▶ Work item: Wherever the word "content" appears in the entries, copy the whole line.

▶ Records to process:
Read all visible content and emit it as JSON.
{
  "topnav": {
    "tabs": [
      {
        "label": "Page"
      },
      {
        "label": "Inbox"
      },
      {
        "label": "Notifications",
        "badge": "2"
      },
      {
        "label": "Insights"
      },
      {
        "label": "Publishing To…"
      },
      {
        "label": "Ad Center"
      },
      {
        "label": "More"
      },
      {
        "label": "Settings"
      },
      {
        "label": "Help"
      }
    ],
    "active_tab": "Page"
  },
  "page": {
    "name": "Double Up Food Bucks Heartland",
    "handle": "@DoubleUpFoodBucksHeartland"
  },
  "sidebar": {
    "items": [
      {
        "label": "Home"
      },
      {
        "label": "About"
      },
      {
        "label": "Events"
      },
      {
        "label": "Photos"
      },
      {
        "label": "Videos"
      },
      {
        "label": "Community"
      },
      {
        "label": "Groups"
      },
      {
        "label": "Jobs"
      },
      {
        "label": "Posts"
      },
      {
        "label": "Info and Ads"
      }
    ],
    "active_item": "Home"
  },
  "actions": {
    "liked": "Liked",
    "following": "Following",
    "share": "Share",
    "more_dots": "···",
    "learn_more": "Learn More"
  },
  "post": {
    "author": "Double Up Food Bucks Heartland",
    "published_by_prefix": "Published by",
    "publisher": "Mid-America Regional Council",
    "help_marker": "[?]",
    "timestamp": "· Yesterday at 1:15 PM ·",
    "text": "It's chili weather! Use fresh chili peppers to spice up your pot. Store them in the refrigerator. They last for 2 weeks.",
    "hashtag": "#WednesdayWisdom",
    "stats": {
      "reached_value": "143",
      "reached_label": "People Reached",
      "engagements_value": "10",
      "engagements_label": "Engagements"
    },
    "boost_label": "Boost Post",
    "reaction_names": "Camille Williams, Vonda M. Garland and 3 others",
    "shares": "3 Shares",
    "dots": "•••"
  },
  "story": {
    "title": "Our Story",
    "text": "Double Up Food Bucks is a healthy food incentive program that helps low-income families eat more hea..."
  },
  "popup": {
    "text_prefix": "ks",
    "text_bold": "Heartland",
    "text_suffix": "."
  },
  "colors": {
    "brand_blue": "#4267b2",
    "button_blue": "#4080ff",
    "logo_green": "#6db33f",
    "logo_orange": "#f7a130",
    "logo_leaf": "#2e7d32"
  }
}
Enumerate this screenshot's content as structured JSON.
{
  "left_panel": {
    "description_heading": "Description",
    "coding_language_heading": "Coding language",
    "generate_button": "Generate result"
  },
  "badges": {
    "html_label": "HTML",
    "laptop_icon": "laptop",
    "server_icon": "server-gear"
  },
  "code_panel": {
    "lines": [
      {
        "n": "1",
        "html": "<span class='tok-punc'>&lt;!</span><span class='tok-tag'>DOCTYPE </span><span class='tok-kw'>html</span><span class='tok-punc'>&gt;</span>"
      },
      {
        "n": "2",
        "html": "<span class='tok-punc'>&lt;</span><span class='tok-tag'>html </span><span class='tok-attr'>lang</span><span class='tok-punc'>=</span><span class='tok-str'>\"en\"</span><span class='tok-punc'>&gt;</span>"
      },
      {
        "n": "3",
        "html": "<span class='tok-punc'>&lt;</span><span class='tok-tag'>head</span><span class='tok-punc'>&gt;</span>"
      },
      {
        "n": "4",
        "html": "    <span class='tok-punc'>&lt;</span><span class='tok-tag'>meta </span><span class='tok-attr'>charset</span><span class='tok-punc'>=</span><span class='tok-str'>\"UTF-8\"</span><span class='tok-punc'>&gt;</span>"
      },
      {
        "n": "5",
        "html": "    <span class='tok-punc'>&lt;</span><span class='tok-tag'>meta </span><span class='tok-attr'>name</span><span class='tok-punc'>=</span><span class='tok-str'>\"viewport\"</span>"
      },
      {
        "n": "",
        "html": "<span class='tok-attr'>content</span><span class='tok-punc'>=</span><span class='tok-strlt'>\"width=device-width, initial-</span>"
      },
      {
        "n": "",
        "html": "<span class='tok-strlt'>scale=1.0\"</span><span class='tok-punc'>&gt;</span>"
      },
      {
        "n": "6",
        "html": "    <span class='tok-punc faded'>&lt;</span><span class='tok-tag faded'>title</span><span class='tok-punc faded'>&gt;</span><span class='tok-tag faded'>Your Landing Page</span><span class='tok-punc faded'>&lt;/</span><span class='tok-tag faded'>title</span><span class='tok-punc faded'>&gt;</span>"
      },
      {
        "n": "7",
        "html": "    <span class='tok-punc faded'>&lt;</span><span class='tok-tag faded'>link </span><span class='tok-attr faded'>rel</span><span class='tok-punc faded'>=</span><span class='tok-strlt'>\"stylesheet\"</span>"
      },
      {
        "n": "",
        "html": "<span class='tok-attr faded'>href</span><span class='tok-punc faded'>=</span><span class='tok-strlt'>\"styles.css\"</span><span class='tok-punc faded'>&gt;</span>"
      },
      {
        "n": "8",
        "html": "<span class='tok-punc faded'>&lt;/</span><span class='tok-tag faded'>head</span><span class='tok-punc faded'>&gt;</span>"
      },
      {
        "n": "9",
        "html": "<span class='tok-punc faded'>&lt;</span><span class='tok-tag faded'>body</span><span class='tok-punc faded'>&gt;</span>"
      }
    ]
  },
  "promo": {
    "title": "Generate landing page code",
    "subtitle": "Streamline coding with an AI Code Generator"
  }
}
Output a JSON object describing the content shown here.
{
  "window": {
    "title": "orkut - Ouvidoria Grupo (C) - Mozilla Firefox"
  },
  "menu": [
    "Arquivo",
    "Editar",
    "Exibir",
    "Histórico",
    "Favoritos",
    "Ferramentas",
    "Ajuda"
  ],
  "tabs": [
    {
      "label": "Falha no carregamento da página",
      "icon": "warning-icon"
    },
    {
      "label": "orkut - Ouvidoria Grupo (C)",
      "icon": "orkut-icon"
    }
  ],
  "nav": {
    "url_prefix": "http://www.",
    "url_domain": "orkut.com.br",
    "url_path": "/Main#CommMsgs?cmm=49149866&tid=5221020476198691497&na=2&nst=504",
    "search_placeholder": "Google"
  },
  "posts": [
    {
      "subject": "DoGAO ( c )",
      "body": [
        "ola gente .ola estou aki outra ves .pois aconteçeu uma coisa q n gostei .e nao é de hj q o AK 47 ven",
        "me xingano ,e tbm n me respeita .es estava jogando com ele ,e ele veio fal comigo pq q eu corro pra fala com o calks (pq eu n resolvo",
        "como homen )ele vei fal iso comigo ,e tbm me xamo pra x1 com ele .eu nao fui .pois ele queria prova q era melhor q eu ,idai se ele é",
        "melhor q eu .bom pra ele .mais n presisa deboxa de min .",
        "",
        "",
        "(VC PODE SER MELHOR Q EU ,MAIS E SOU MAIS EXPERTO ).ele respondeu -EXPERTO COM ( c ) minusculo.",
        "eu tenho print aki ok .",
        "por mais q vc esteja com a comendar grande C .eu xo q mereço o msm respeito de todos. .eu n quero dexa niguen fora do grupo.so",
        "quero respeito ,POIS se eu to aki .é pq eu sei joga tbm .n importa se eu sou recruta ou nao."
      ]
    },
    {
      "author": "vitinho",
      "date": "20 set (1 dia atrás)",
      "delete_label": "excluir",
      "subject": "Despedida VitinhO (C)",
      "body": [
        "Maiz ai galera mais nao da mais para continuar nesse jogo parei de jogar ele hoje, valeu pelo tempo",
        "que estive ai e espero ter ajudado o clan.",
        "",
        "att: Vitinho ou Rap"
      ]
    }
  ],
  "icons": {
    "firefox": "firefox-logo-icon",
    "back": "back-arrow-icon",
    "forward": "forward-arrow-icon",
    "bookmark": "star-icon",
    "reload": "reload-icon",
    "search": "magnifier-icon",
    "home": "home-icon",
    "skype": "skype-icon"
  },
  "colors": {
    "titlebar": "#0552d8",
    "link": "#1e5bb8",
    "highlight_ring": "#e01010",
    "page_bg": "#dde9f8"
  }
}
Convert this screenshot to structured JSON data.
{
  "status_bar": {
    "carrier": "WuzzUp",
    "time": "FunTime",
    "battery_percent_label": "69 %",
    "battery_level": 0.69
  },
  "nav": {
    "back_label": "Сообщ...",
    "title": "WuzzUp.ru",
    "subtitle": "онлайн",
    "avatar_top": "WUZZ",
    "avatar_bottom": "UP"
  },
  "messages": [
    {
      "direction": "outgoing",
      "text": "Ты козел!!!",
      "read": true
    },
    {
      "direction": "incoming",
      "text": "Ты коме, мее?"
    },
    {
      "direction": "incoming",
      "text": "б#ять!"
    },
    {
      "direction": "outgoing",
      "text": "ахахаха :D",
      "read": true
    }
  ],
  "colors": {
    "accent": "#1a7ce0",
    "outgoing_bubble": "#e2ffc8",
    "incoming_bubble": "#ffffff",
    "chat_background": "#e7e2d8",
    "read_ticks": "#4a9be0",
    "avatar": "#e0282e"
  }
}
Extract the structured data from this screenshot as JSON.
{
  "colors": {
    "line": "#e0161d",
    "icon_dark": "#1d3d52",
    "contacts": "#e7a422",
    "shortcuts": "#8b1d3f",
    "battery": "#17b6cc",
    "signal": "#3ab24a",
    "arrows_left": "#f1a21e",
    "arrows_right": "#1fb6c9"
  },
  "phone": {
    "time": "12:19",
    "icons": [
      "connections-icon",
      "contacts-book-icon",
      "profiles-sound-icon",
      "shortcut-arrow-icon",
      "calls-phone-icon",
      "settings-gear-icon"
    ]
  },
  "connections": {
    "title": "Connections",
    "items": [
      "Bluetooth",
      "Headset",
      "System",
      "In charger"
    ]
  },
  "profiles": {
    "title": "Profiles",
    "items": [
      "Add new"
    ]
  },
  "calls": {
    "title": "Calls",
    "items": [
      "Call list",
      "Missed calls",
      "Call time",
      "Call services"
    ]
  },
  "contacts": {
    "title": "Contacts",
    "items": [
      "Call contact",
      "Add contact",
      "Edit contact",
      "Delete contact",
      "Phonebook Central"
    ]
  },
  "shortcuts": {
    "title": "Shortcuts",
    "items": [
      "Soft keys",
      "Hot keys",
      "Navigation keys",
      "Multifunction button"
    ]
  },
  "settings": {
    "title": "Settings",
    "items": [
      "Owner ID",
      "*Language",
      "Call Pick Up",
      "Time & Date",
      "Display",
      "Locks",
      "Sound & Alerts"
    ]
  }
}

▶ Output:
Read all visible content and emit it as JSON.
Enumerate this screenshot's content as structured JSON.
        "html": "<span class='tok-attr'>content</span><span class='tok-punc'>=</span><span class='tok-strlt'>\"width=device-width, initial-</span>"
Output a JSON object describing the content shown here.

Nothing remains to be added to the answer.